[[ Information shown open ]]
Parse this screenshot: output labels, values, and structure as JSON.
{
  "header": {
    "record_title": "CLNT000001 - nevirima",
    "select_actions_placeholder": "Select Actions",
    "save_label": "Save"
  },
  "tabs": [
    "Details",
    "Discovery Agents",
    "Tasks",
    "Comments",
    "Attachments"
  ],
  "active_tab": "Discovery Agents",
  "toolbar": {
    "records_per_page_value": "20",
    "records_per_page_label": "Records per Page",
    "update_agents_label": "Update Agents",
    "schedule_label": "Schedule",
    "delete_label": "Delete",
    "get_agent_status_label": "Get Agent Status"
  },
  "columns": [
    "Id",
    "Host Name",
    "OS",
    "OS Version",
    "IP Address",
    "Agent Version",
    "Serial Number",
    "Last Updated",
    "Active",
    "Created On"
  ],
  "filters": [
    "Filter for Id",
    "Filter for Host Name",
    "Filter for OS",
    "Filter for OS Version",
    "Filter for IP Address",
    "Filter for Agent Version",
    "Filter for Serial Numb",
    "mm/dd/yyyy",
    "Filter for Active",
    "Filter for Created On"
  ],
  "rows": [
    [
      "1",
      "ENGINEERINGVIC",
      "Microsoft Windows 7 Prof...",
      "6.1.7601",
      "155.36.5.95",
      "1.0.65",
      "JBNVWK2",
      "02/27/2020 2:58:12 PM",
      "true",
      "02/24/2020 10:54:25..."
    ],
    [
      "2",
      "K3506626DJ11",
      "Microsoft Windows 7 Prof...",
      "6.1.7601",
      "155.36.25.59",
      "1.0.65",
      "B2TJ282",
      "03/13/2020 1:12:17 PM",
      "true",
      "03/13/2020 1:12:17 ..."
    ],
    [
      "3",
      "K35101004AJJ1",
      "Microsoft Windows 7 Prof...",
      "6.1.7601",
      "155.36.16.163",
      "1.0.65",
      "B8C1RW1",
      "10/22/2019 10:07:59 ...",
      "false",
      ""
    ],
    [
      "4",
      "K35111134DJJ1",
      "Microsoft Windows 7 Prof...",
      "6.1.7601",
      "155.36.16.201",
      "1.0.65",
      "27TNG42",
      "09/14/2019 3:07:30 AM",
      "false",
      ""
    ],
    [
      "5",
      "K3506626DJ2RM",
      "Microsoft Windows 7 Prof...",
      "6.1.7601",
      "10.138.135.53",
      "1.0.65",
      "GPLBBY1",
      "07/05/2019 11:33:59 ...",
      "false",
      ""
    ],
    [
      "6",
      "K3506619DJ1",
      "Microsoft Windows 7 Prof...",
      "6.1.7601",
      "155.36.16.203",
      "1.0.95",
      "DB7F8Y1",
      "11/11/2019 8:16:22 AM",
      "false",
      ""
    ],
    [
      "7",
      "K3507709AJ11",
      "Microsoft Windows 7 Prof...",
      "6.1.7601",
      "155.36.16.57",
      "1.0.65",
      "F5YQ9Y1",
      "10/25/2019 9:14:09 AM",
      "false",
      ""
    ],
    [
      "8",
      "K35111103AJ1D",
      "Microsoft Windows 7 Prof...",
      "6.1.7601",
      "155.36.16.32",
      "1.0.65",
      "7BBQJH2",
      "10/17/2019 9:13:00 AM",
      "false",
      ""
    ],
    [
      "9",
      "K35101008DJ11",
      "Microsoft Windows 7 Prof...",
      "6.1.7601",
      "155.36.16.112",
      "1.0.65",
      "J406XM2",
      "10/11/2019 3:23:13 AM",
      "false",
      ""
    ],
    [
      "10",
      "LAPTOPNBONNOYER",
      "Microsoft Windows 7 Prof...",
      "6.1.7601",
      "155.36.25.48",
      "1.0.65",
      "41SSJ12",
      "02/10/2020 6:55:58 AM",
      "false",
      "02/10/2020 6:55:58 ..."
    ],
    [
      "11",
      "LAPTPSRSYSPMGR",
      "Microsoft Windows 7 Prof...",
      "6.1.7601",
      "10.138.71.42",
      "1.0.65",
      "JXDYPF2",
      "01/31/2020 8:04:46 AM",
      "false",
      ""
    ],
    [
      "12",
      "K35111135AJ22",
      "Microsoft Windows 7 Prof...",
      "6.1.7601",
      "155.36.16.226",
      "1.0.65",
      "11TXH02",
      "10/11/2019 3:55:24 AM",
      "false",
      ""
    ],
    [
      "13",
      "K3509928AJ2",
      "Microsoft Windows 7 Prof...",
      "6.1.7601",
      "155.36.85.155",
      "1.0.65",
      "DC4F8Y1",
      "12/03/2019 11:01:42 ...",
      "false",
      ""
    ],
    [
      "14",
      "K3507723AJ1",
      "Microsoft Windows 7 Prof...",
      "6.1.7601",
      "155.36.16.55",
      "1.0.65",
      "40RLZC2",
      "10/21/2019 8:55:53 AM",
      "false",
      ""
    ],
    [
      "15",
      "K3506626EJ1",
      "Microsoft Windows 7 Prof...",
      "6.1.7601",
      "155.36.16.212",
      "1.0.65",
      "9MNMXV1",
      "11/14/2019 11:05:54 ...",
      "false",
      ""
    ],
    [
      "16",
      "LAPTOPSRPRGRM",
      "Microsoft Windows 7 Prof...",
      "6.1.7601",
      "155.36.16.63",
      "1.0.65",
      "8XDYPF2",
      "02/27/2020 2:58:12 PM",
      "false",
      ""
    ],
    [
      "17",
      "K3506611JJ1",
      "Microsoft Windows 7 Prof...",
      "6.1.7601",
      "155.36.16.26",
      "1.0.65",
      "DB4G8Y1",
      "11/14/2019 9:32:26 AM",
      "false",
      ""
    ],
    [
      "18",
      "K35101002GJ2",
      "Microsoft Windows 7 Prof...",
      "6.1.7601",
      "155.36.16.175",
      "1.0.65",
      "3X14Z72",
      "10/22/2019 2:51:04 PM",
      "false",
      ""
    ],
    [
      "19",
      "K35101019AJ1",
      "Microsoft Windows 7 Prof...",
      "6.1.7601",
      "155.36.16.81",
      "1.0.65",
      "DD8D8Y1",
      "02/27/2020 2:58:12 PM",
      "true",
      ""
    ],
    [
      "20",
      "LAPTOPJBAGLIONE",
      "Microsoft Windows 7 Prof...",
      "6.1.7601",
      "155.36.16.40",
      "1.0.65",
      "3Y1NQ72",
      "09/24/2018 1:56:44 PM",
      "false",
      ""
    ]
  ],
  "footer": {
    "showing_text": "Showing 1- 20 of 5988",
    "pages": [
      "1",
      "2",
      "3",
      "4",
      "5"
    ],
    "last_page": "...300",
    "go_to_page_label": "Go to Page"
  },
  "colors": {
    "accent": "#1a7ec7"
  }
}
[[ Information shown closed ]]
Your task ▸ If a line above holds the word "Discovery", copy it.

The completed task ▸
    "Discovery Agents",
  "active_tab": "Discovery Agents",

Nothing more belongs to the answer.